Santa, aka Janusz the cab driver, joins his former lover with a story about his taxi, the family’s livelihood, getting stolen. His wife obviously doesn’t buy this for a moment but she lets him go. The cabbie and lover spend the evening looking for her missing husband and exchanging flirty repartee like “How often I’ve pictured your faces crushed by truck wheels.” It’s a night of pursuing rushes except the one you’d think. Gradually the real nature of the situation and intentions at play reveal themselves, but the bitter doesn’t overwhelm the sweet. Throughout there’s a motif of shots outside looking in, celebratory sounds muffled behind glass. If elevating the importance of certain days fosters connection, it also makes missing connections felt more acutely. Yeah, there’s a dozen Hallmark movies that make the same point, but it doesn’t make it less true.
X – Thou Shalt Not Covet Thy Neighbor’s… Stamp Collection
As the final chapter, I expected something like a grand statement on the Commandments or the human condition. Instead, we open on a loud, naughty punk frontman urging his audience to break all the Commandments.
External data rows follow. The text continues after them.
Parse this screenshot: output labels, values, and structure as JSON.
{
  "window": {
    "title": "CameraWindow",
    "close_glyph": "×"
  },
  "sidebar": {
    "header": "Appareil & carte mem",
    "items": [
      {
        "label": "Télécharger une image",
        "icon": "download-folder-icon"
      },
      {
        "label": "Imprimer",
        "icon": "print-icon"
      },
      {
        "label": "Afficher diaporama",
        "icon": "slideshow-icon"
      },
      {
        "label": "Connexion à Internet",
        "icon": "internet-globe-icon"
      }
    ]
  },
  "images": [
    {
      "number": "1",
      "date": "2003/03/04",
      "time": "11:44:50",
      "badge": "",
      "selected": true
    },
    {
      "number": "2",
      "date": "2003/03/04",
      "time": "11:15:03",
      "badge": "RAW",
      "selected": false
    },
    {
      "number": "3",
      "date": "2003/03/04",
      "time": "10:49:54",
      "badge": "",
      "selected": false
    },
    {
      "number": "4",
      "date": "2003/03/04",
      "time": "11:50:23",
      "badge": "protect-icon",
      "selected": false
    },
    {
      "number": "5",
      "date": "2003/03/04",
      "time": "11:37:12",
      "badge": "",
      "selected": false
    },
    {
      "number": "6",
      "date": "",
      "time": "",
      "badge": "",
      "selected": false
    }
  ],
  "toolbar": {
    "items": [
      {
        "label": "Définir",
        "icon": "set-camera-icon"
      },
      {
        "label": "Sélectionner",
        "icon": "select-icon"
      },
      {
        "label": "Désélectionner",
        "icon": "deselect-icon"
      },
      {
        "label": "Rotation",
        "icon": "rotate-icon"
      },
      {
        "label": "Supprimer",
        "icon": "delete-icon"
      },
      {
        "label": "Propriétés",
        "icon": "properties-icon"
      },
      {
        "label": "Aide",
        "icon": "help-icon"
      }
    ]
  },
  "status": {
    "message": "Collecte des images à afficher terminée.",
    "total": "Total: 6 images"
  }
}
As the audience whips themselves into a frenzy imagining all the blaspheming and coveting they can do, the performer’s incongruously besuited brother tries to push his way through the crowd. Their father, an Olympian and shut-in, has died, leaving them a house with the windows nailed shut. They discover his ridiculously valuable stamp collection.
There’s a lot going on in this setup, befitting a gentle departure from the other episodes. Entries I through IX while rich in their implications were generally spare in their details and straight-faced in their presentation. X’s comedy is heightened to a level not seen in the other episodes, playing up the contrast between the brothers as they sift through their father’s legacy. It’s still real and a bit painful at times. Mortality and money add weight to the scenario. But the finale spends the least amount of time in darkness than any of the others. As sins go, philately sounds a lot worse than it is.
It’s all tragic, funny and bittersweet. Maybe this is the grand statement after all.